Welcome to Ask A Master Gardener
Ask a Master Gardener. It occurs to us maybe you need to know what a Master Gardener is, since this is our first biweekly column in Lagniappe. The official answer is someone completing a training course and volunteer hours leading to certification by the Alabama Cooperative Extension System, armed with science-based gardening information as defined by the Extension system. (Well, maybe that’s the officious answer, but you get the idea.)

Some Master Gardeners just can’t get enough and go on to join the Mobile Master Gardener Association, a volunteer group formed to promote home and community gardening and the ACES. On our gardening information “helpline,” 1-877-252-GROW (4769) we take calls about home gardening. In other words, we are trained volunteers who know how to look up stuff. We thought about calling the column Master Gardeners: We can look it up … but then, well, we were afraid you’d look up your own stuff.  
Master gardener
This column won’t answer every question; apparently there are space limitations. Who knew?
 
We count leaflets and leaf lobes, but … words? Not so much. We’ll try. We do promise to address broad-interest questions and provide answers using ACES’s scientific information and a seasonal focus so you’ll get gardening information at the time you can use it. We promise information for our unique Gulf Coast corner of the world. And we will shamelessly promote gardening, be it for food or beauty, for exercise or fun or therapy, to build communities or families.

Email us your questions at mailto:[email protected].com or call (toll free) 877-252-4769, the Master Gardener Helpline answered by Mobile and Baldwin county Master Gardener volunteers. (We can look it up.)

We’ll keep you posted about community gardening events we sponsor, and next spring we’ll let you know how you, too, can become a Master Gardener.

Now that we know each other and have squeezed in our promo, we promise less gab and more gardening next time, so we’ll stop here and Ask a Master Gardener:

Q: My Loropetalum have gotten too large despite trimming each quarter. I did not plant the smaller version and they are too large as foundation plants. Is there a way to trim them that retains their natural flowing look? When I trim them they look like balls!

A: Your experience has given you part of your own answer. Good for you! As you say, they are too large for foundation plants, unless you need a botanical fire escape from your second-floor window.

Loropetalum are beautiful plants with red-colored leaves and cheerful pink fringe blooms in spring, but under the old “right plant, right place” rule, they are not good foundation plants. A mature, untrained Loropetalum can reach 18 feet tall, about right for a second-floor fire escape but not for a corner planting.

Consider alternate foundation plants: dwarf yaupon holly, “Soft Touch” holly, dwarf abelia, Kurume hybrid azaleas or Japanese hollies. To reduce your pruning burden, save your Loropetalum for that spot begging for a small blooming tree.

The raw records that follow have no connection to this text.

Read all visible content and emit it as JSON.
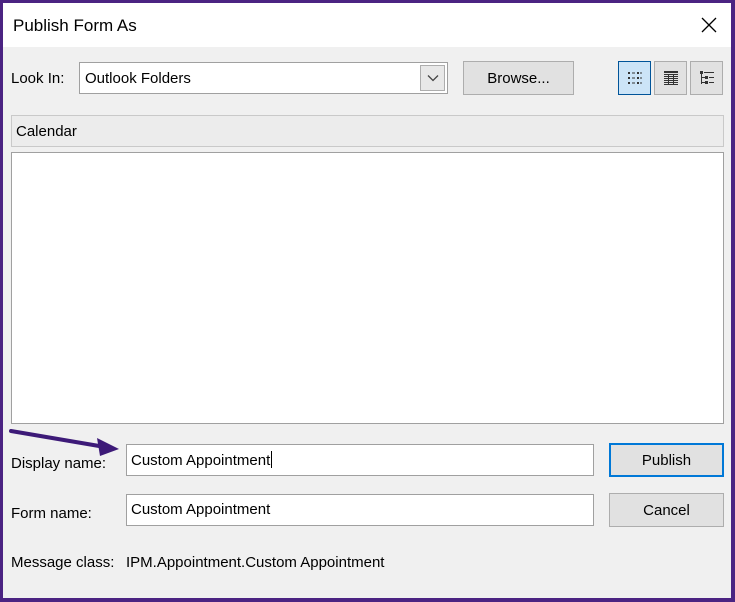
{
  "dialog": {
    "title": "Publish Form As",
    "close_icon": "close-icon"
  },
  "look_in": {
    "label": "Look In:",
    "value": "Outlook Folders"
  },
  "toolbar": {
    "browse_label": "Browse...",
    "view_buttons": [
      "list-view-icon",
      "details-view-icon",
      "tree-view-icon"
    ]
  },
  "folder": {
    "current": "Calendar"
  },
  "fields": {
    "display_name_label": "Display name:",
    "display_name_value": "Custom Appointment",
    "form_name_label": "Form name:",
    "form_name_value": "Custom Appointment",
    "message_class_label": "Message class:",
    "message_class_value": "IPM.Appointment.Custom Appointment"
  },
  "actions": {
    "publish_label": "Publish",
    "cancel_label": "Cancel"
  },
  "colors": {
    "accent": "#0078d7",
    "annotation_arrow": "#3d1a78",
    "frame": "#4b2382"
  }
}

You can reduce the sprouting vigor of Loropetalum. Select a long limb and follow it down inside the canopy where it originates. Cut at the branch union, inside the canopy. Every summer after Father’s Day all those shiny new electric shrub trimmers buzz around town. Just don’t use them to shear your Loropetalum into a ball.Cutting all the stems to the same length creates mid-branch cuts that cause more new limbs to branch out, and then your plant has even more sprouts you’ll have to cut, in a never-ending cycle. Pruning back to the branch origin decreases new shoots and the time needed to prune, and helps retain the natural shape of the plant.


Upcoming Master Gardener Events

When: Thursday, Aug. 6,
9:30-11 a.m.

Where: Jon Archer Center, 1070 Schillinger Road, Mobile

What: “Arrangements Using Greenery from Your Garden:  What Works and What Lasts” presented by Rachel Bond, owner of Pine Hills Floral in Pass Christian, Mississippi  


When: Monday, Aug. 17,
noon to 1 p.m.

Where: Jon Archer Center, 1070 Schillinger Road, Mobile

What:  “Seed Saving” presented by Alabama Extension Horticultural Agent Ellen Huckabay